I settled in that night getting the last bit of Panache ready for her fourth planned departure. Dinner was some tuna casserole I found stuffed in the corner of my fridge. It was old, but it passed the smell test. Anyway, I am a goat and can’t throw anything away. It needed to be eaten. I burned the hell out of it and added a gallon of hot sauce and called it good. It was a simple meal that my stomach accepted. Two hours later I paid the ultimate price. The only good thing about food poisoning is that when you are sitting on the toilet chugging a bottle of Pepto-Bismol you know this discomfort will eventually end. Fourteen hours later it did, but I missed the slack tide once more and looked like a complete ass. This fail was absolutely my fault. I don't think I will be able to eat tuna anything for a long time. Just writing the words “tuna casserole” produces a gag reflex. That night I ate a packaged meal of top ramen and two liters of Gatorade. It wasn't nutritious, but it also wasn't cram packed with vomit-inducing bacteria. Everyone was happy.

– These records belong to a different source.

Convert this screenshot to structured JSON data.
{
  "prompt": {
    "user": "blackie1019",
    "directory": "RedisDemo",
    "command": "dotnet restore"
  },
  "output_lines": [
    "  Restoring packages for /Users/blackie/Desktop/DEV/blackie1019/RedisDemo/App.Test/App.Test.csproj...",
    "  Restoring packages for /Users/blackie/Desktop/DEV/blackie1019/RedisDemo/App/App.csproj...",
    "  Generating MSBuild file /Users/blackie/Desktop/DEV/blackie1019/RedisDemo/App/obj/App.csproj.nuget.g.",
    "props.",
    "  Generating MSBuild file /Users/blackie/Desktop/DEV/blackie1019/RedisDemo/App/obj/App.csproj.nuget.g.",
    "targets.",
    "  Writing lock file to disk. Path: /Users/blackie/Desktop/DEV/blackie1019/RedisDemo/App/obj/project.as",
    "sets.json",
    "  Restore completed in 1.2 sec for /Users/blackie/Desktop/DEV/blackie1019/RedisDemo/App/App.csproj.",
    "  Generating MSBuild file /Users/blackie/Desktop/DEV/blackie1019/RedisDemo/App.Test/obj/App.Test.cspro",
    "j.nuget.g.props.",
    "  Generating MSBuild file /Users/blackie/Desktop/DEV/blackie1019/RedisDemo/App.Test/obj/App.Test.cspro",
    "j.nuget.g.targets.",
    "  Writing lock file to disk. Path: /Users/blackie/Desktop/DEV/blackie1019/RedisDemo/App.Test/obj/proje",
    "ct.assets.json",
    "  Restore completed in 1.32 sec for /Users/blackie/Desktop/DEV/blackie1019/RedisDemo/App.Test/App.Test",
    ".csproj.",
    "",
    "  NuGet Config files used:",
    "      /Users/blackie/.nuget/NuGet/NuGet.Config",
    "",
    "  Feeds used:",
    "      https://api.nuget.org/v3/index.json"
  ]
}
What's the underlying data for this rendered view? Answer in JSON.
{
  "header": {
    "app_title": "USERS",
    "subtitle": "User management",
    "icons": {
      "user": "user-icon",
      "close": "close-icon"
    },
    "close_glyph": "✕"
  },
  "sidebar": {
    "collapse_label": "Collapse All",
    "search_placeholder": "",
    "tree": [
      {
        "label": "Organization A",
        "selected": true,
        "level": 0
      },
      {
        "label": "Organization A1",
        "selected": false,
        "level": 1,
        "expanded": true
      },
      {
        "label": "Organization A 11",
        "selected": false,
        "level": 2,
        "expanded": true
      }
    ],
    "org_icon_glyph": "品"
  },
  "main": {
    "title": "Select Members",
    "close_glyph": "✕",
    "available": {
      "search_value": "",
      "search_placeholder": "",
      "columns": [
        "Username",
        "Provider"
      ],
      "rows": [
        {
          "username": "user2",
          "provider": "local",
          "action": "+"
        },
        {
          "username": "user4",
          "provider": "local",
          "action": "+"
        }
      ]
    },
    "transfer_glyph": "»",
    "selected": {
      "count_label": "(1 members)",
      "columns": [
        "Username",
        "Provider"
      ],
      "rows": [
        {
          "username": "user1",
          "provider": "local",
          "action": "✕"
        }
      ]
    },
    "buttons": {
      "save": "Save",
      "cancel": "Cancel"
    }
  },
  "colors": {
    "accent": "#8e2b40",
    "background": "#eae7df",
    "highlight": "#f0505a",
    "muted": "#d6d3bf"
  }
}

The next day was vomit free and it seemed like everything was finally in place. The bar crossing took a long time but was a non-issue. I had no breaking waves to overcome and my prop was propelling me at a constant 4.5 knots. I thanked Bill and the bar pilot and gave some final goodbyes to everyone over the VHF. El Salvador was fading into the distance as a solid 10 knots blew across my port beam. It felt amazing to be back on the water. I had finally escaped the gravity of El Salvador; it only took 5 tries. It was decision time: Do I head to Costa Rica or high tail it to the Marquesas? I was provisioned for either trip. The plan I had so deliberately outlined in the sand over the last month was gone with high tide, and it looked like Costa Rica was the appropriate next stop. I changed course by 60 degrees and started beating into the wind towards Bahia Santa Elena. Crossing the Pacific wasn't excluded from my new plan, in fact, heading to Costa Rica just put me that much closer to the Equator, that much closer to the trade winds. Being in Costa Rica also put me in a prime position to visit Isla del Coco, a small island said to have some of the best diving in the world. The more I read about Costa Rica the more comfortable I was with my decision. Well, as comfortable as you can be while beating into the wind.